The first mediation back for 2017 had me confused. It was booked in the usual way, however one party was a son acting under enduring power of attorney for his father. The other party was the de facto partner (of the father).
I confess to being a little anxious about my abilities as I plunged into research overload refreshing my understanding of the law surrounding EPAs and the like.
The mediation started in the usual way, however both parties accepted my invitation to commence the mediation together, i.e. a classic mediation caucus.
Each party commenced with a brief outline of what had been occurring, what they considered the dispute to be and what they were looking for in the outcome. It became obvious that both parties wanted an outcome that enabled the father/de facto husband to enjoy a stress-free future. How this looked in terms of an agreement between the parties had all the hallmarks of a contactarrangement that most family lawyers would be familiar with.
Also, joining the mediation, were two specialist witnesses. This gave the parties the opportunity to hear, discuss but most importantly have their concerns raised and answered in a non-invasive forum.
That’s what I felt my role was for nearly the entire mediation.

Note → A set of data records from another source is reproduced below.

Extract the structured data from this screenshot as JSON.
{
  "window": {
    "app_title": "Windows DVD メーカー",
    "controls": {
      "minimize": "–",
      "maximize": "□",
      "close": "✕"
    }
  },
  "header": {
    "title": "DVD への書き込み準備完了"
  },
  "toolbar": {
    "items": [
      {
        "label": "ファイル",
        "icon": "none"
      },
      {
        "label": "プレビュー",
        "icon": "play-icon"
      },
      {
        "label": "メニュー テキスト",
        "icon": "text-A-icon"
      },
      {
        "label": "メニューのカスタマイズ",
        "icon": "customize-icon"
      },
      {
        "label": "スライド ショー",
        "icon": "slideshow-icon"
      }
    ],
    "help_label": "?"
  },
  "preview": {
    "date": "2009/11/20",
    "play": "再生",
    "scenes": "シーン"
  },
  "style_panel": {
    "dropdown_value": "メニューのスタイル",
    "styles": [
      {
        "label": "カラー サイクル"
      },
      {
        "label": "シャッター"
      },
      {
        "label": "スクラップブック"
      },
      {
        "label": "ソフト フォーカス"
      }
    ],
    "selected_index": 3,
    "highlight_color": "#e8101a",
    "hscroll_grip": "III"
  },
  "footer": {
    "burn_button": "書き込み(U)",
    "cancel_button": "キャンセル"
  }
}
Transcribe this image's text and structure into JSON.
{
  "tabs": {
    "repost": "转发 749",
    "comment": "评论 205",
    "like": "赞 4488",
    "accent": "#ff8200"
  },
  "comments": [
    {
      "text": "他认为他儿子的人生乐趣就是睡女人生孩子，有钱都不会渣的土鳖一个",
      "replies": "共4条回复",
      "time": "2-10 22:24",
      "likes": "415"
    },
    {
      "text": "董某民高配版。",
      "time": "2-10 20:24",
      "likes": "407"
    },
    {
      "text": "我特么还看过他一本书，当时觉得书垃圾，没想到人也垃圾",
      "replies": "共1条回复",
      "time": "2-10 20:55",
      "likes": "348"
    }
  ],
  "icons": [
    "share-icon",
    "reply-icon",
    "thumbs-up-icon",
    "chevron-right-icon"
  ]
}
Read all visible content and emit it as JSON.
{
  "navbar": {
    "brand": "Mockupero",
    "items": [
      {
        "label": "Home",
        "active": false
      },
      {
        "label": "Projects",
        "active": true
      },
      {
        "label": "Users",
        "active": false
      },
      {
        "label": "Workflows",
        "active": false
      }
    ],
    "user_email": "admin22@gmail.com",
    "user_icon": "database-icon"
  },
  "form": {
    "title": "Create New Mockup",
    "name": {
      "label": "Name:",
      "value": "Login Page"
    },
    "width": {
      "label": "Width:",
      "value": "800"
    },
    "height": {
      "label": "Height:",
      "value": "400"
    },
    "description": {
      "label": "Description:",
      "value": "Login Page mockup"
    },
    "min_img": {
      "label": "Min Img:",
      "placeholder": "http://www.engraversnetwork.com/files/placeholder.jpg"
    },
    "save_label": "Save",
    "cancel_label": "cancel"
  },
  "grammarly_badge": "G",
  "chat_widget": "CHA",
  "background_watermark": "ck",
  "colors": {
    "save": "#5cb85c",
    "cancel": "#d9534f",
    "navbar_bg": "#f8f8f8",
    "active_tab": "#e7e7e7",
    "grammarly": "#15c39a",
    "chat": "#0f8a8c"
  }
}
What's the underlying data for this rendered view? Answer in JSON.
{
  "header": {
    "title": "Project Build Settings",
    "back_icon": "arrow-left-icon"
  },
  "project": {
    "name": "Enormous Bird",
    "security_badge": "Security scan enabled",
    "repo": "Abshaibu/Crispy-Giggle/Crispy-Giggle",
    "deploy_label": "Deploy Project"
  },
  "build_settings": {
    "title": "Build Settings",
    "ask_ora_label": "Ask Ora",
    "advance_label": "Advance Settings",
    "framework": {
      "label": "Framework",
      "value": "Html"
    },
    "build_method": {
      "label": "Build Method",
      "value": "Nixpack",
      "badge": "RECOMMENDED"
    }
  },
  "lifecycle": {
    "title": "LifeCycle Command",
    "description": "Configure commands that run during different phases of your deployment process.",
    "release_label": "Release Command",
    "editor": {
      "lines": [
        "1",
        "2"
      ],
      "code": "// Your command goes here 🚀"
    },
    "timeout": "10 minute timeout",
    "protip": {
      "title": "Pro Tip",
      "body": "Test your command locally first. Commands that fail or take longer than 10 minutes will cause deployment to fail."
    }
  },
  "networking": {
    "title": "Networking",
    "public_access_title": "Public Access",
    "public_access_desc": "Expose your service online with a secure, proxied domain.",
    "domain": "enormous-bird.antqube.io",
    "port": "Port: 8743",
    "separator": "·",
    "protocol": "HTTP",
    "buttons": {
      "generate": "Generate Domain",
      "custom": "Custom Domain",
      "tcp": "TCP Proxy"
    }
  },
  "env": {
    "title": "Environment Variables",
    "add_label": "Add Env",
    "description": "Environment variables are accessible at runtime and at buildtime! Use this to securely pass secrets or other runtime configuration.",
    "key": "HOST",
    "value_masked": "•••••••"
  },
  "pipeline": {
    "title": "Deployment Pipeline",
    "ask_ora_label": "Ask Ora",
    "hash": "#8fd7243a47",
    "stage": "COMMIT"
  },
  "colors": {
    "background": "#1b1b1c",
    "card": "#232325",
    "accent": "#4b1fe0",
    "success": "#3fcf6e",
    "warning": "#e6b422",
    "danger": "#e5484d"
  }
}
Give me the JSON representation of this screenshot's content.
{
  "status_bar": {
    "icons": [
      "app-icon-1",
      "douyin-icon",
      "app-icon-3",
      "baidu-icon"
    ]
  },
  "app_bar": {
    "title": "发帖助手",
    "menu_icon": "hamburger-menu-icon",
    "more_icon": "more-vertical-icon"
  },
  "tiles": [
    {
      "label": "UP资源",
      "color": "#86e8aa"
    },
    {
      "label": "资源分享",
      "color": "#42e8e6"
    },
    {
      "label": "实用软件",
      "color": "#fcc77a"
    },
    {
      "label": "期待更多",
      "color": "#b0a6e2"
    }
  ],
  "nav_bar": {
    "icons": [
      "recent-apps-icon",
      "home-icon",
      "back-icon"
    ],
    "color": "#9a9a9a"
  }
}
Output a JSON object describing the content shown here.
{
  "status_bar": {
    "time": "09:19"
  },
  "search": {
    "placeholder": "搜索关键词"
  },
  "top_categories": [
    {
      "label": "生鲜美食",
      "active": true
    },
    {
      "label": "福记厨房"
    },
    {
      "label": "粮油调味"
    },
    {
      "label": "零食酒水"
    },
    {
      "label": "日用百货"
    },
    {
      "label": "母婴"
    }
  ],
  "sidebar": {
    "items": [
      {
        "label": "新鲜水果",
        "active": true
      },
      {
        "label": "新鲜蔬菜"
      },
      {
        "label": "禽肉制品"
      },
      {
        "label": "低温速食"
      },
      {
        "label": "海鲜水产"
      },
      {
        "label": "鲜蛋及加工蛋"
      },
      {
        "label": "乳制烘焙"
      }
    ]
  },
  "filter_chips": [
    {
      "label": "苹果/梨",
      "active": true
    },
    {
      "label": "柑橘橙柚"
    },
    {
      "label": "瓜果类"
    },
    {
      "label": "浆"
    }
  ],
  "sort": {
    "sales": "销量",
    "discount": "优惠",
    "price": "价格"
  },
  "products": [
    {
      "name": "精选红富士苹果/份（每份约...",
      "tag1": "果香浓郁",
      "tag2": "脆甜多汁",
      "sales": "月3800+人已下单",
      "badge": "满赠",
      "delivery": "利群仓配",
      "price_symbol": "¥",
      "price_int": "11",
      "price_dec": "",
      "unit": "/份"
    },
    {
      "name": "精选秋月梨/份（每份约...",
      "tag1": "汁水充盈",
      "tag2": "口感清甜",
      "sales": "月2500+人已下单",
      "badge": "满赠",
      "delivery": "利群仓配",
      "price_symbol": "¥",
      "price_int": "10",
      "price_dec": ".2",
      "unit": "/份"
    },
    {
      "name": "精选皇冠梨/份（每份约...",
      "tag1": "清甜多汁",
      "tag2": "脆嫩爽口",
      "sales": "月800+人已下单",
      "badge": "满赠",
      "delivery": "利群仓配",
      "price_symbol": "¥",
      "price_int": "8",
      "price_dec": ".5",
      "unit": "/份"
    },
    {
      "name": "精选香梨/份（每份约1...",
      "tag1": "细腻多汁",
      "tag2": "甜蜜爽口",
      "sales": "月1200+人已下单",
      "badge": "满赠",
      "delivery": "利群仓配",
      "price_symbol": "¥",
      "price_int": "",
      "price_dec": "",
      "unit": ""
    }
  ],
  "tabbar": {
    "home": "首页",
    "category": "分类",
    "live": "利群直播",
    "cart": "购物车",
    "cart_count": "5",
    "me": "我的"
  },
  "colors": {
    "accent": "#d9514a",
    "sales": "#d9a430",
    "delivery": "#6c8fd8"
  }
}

Providing each party with an opportunity to be genuinely heard – by the other party, by the aged care facility, the experts and me had probably more worth than any technical knowledge about the area of law involved.
It could become my personal mantra for 2017 – listen more, speak less.